### SOURCE RECORDS

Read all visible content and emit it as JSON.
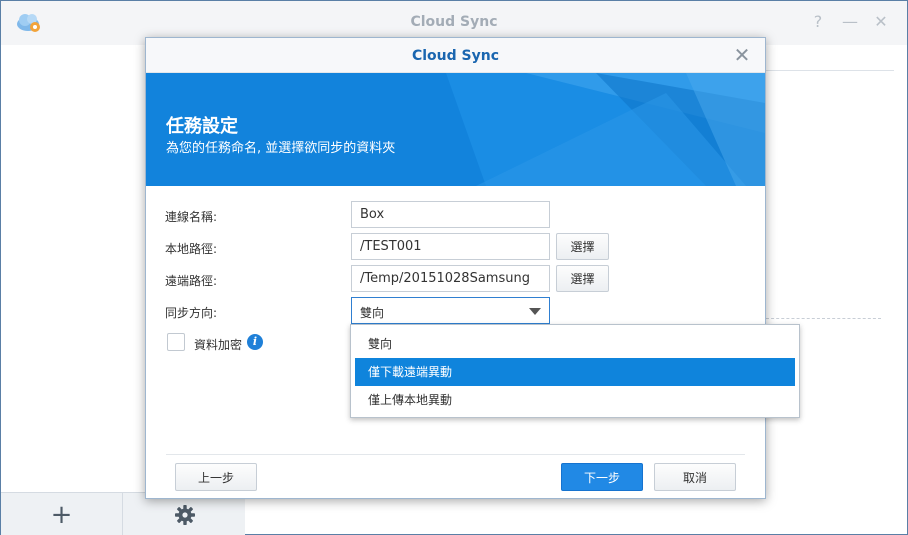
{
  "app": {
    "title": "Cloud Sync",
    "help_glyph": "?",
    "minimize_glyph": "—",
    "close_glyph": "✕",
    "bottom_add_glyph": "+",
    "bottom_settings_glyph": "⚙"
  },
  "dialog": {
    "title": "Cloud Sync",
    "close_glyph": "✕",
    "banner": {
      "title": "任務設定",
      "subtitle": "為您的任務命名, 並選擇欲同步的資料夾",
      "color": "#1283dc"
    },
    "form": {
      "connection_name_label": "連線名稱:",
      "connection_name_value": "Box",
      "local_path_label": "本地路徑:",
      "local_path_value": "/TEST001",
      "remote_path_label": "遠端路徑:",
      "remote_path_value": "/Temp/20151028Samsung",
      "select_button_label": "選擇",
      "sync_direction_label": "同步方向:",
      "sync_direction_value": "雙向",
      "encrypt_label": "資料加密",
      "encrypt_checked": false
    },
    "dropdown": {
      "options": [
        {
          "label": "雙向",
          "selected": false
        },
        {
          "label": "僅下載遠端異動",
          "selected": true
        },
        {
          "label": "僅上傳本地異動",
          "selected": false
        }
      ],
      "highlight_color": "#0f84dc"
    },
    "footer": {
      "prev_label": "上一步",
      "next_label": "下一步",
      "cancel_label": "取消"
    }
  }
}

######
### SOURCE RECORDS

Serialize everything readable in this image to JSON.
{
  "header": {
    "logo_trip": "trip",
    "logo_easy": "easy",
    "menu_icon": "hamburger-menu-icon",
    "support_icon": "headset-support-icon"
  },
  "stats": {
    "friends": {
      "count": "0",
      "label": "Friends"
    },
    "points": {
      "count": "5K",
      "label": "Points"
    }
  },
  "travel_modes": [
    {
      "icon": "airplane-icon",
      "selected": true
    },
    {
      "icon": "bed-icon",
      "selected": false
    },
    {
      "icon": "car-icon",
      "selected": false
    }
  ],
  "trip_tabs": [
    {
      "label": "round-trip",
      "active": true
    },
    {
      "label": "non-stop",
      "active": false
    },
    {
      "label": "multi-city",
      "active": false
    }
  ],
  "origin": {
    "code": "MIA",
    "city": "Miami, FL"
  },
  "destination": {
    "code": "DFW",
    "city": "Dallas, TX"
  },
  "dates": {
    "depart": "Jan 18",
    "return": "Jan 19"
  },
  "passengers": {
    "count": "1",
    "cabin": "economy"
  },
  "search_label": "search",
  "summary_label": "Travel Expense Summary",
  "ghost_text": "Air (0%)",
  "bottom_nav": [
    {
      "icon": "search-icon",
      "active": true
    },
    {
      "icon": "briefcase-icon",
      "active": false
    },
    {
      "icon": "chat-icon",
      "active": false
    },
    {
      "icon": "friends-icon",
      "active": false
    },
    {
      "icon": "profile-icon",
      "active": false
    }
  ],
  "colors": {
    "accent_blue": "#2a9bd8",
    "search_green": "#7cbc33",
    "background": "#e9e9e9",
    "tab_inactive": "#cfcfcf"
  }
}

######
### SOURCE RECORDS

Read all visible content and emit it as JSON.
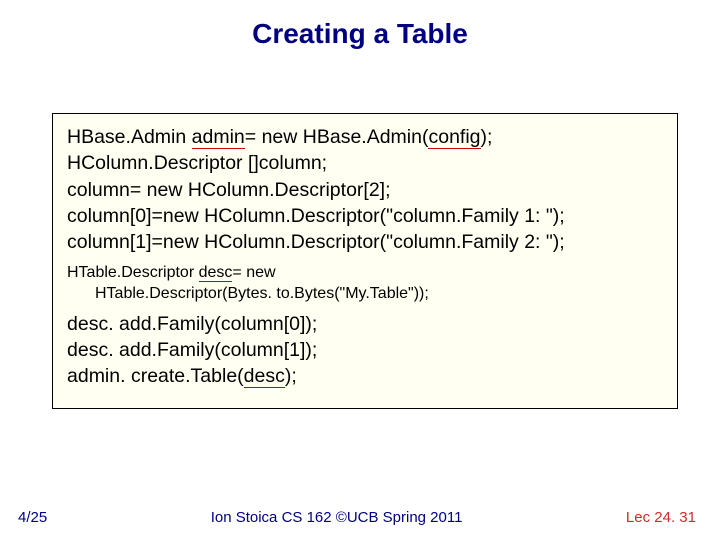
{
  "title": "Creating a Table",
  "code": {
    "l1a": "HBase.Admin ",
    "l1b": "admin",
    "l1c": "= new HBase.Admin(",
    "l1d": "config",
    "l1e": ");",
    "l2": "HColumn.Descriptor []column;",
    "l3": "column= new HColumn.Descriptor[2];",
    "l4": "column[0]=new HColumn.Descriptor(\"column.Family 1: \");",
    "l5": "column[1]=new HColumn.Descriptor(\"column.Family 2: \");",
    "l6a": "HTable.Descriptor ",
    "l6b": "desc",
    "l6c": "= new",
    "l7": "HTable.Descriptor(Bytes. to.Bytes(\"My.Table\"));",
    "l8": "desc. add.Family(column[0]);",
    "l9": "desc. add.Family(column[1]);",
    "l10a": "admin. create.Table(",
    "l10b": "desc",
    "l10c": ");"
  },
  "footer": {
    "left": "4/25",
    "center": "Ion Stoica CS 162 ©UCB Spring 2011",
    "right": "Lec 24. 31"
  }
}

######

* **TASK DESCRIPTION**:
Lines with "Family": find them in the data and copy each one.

* **EXERCISE ANSWER**:
    "l4": "column[0]=new HColumn.Descriptor(\"column.Family 1: \");",
    "l5": "column[1]=new HColumn.Descriptor(\"column.Family 2: \");",
    "l8": "desc. add.Family(column[0]);",
    "l9": "desc. add.Family(column[1]);",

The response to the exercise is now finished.